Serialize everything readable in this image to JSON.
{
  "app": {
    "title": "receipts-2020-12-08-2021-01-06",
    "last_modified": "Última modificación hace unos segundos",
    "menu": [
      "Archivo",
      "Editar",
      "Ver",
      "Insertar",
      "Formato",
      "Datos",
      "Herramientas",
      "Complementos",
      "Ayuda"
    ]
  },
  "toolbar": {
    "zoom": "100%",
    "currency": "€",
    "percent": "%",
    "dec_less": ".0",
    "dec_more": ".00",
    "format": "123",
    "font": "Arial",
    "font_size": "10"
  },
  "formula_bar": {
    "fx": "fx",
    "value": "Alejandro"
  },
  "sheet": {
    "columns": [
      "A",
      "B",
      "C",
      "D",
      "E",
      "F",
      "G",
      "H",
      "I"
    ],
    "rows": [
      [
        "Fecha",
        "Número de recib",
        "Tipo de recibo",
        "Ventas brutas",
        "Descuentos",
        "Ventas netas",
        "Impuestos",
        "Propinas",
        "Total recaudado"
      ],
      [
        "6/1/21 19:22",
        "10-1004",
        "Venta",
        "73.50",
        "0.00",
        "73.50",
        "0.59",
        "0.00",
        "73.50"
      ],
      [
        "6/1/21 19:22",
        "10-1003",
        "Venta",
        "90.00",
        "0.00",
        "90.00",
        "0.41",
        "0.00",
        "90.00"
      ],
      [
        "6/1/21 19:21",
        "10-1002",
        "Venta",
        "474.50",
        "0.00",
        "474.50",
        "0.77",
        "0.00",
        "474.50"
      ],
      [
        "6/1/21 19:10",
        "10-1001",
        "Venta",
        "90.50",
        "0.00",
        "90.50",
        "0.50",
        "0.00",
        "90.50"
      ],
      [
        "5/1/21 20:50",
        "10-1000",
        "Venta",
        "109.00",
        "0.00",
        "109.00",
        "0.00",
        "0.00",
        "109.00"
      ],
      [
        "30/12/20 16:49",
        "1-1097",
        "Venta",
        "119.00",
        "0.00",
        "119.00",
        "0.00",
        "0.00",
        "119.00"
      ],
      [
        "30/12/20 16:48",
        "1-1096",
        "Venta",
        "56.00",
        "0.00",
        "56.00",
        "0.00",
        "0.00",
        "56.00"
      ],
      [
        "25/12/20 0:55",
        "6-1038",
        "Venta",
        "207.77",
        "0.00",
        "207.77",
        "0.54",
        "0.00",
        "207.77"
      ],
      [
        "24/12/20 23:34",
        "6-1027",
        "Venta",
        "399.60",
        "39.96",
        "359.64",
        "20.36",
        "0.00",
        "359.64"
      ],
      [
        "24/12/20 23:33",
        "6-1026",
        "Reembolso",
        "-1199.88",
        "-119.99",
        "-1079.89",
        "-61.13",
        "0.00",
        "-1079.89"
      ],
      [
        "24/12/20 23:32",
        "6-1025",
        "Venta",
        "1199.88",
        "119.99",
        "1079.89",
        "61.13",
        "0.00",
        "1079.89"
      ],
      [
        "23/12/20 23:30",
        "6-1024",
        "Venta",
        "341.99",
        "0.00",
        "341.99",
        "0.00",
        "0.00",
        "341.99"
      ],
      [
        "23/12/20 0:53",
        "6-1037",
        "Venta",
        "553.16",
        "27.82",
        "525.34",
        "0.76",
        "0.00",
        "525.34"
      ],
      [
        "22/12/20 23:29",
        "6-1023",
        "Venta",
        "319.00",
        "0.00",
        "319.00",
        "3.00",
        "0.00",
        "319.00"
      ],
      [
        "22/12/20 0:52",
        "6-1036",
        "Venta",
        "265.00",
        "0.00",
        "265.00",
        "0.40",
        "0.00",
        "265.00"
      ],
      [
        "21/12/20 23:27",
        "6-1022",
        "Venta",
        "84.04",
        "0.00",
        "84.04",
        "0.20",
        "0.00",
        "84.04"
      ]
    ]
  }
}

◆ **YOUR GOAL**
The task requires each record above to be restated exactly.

◆ **SOLUTION TO THIS EXERCISE**
Serialize everything readable in this image to JSON.
{
  "app": {
    "title": "receipts-2020-12-08-2021-01-06",
    "last_modified": "Última modificación hace unos segundos",
    "menu": [
      "Archivo",
      "Editar",
      "Ver",
      "Insertar",
      "Formato",
      "Datos",
      "Herramientas",
      "Complementos",
      "Ayuda"
    ]
  },
  "toolbar": {
    "zoom": "100%",
    "currency": "€",
    "percent": "%",
    "dec_less": ".0",
    "dec_more": ".00",
    "format": "123",
    "font": "Arial",
    "font_size": "10"
  },
  "formula_bar": {
    "fx": "fx",
    "value": "Alejandro"
  },
  "sheet": {
    "columns": [
      "A",
      "B",
      "C",
      "D",
      "E",
      "F",
      "G",
      "H",
      "I"
    ],
    "rows": [
      [
        "Fecha",
        "Número de recib",
        "Tipo de recibo",
        "Ventas brutas",
        "Descuentos",
        "Ventas netas",
        "Impuestos",
        "Propinas",
        "Total recaudado"
      ],
      [
        "6/1/21 19:22",
        "10-1004",
        "Venta",
        "73.50",
        "0.00",
        "73.50",
        "0.59",
        "0.00",
        "73.50"
      ],
      [
        "6/1/21 19:22",
        "10-1003",
        "Venta",
        "90.00",
        "0.00",
        "90.00",
        "0.41",
        "0.00",
        "90.00"
      ],
      [
        "6/1/21 19:21",
        "10-1002",
        "Venta",
        "474.50",
        "0.00",
        "474.50",
        "0.77",
        "0.00",
        "474.50"
      ],
      [
        "6/1/21 19:10",
        "10-1001",
        "Venta",
        "90.50",
        "0.00",
        "90.50",
        "0.50",
        "0.00",
        "90.50"
      ],
      [
        "5/1/21 20:50",
        "10-1000",
        "Venta",
        "109.00",
        "0.00",
        "109.00",
        "0.00",
        "0.00",
        "109.00"
      ],
      [
        "30/12/20 16:49",
        "1-1097",
        "Venta",
        "119.00",
        "0.00",
        "119.00",
        "0.00",
        "0.00",
        "119.00"
      ],
      [
        "30/12/20 16:48",
        "1-1096",
        "Venta",
        "56.00",
        "0.00",
        "56.00",
        "0.00",
        "0.00",
        "56.00"
      ],
      [
        "25/12/20 0:55",
        "6-1038",
        "Venta",
        "207.77",
        "0.00",
        "207.77",
        "0.54",
        "0.00",
        "207.77"
      ],
      [
        "24/12/20 23:34",
        "6-1027",
        "Venta",
        "399.60",
        "39.96",
        "359.64",
        "20.36",
        "0.00",
        "359.64"
      ],
      [
        "24/12/20 23:33",
        "6-1026",
        "Reembolso",
        "-1199.88",
        "-119.99",
        "-1079.89",
        "-61.13",
        "0.00",
        "-1079.89"
      ],
      [
        "24/12/20 23:32",
        "6-1025",
        "Venta",
        "1199.88",
        "119.99",
        "1079.89",
        "61.13",
        "0.00",
        "1079.89"
      ],
      [
        "23/12/20 23:30",
        "6-1024",
        "Venta",
        "341.99",
        "0.00",
        "341.99",
        "0.00",
        "0.00",
        "341.99"
      ],
      [
        "23/12/20 0:53",
        "6-1037",
        "Venta",
        "553.16",
        "27.82",
        "525.34",
        "0.76",
        "0.00",
        "525.34"
      ],
      [
        "22/12/20 23:29",
        "6-1023",
        "Venta",
        "319.00",
        "0.00",
        "319.00",
        "3.00",
        "0.00",
        "319.00"
      ],
      [
        "22/12/20 0:52",
        "6-1036",
        "Venta",
        "265.00",
        "0.00",
        "265.00",
        "0.40",
        "0.00",
        "265.00"
      ],
      [
        "21/12/20 23:27",
        "6-1022",
        "Venta",
        "84.04",
        "0.00",
        "84.04",
        "0.20",
        "0.00",
        "84.04"
      ]
    ]
  }
}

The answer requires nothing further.